Governing the Uncertain
2012, Part 2, 39-54, DOI: 10.1007/978-94-007-3843-0_3
Adaptation in Russian Climate Governance
by Maria Rakkolainen and Monica Tennberg
This chapter presents and discusses the practices of Russian adaptation governance. Climate policy in the country has long considered a changing climate to be a natural phenomenon, not a human-caused problem, and it is only recently that this view has started to change on the official level. Hazardous events caused by the warming climate, such as floods and permafrost degradation, as well as the economic losses resulting from such events, are defined as major national and economic concerns. Most of the current governance efforts focus on emergency response; national plans for pro-active adaptation are only just in the making. The chapter discusses a pilot project to develop an adaptation strategy for the Murmansk region. Russian adaptation governance suffers from the same problems as Russian environmental governance in general: a lack of the material, intellectual and organisational resources needed to tackle the issues and implement concrete plans of action.
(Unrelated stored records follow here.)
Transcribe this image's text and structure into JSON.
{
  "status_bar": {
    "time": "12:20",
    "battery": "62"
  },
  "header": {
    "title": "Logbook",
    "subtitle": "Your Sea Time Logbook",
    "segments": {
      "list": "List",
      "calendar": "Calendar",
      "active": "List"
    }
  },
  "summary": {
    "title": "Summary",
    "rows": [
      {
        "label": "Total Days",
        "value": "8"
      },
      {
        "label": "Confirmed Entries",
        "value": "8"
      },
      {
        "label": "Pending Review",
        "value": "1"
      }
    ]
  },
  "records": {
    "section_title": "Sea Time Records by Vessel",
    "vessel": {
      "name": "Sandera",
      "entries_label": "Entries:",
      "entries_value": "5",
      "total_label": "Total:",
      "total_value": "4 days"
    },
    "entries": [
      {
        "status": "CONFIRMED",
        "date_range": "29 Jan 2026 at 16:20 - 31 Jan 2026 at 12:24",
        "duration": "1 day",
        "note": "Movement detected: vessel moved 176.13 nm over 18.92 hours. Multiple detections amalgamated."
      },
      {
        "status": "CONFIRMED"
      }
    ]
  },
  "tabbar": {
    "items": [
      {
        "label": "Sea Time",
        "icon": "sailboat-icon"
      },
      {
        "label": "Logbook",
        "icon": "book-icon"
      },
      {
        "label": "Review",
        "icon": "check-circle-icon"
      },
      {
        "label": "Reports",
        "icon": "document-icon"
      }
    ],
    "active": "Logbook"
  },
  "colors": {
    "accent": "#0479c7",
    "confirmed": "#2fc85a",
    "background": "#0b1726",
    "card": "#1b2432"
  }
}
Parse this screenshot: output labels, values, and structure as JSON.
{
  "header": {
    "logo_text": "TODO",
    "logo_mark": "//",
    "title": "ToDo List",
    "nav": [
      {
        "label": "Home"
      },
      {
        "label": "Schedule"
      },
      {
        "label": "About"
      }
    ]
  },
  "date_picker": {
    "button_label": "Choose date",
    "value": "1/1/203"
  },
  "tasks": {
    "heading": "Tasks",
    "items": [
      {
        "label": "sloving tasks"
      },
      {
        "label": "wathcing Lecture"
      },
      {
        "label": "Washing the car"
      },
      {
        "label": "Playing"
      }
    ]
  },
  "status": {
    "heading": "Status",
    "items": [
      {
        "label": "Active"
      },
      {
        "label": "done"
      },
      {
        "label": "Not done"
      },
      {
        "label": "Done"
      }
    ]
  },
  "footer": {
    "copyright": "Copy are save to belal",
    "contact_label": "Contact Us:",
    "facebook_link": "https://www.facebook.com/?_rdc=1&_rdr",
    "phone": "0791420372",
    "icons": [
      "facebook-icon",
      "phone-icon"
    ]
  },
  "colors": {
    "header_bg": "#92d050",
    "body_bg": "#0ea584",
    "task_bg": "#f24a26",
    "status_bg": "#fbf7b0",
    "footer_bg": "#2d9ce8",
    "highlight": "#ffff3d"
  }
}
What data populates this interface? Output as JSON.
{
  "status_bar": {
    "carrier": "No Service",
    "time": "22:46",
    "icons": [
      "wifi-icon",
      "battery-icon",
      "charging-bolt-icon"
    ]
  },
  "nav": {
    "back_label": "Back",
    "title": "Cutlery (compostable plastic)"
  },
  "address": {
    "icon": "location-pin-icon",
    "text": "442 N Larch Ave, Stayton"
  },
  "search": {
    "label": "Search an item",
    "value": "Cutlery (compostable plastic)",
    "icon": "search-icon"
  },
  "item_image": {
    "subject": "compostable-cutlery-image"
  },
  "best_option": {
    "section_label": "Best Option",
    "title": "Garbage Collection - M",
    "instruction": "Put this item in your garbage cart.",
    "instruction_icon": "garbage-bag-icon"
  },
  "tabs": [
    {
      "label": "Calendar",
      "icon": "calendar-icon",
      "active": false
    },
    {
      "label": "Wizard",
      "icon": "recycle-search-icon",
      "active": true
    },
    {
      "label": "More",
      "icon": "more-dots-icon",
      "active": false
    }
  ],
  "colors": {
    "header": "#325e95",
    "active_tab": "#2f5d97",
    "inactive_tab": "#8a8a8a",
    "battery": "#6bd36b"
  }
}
For more information: http://www.springerlink.com/content/j4518358728rv028/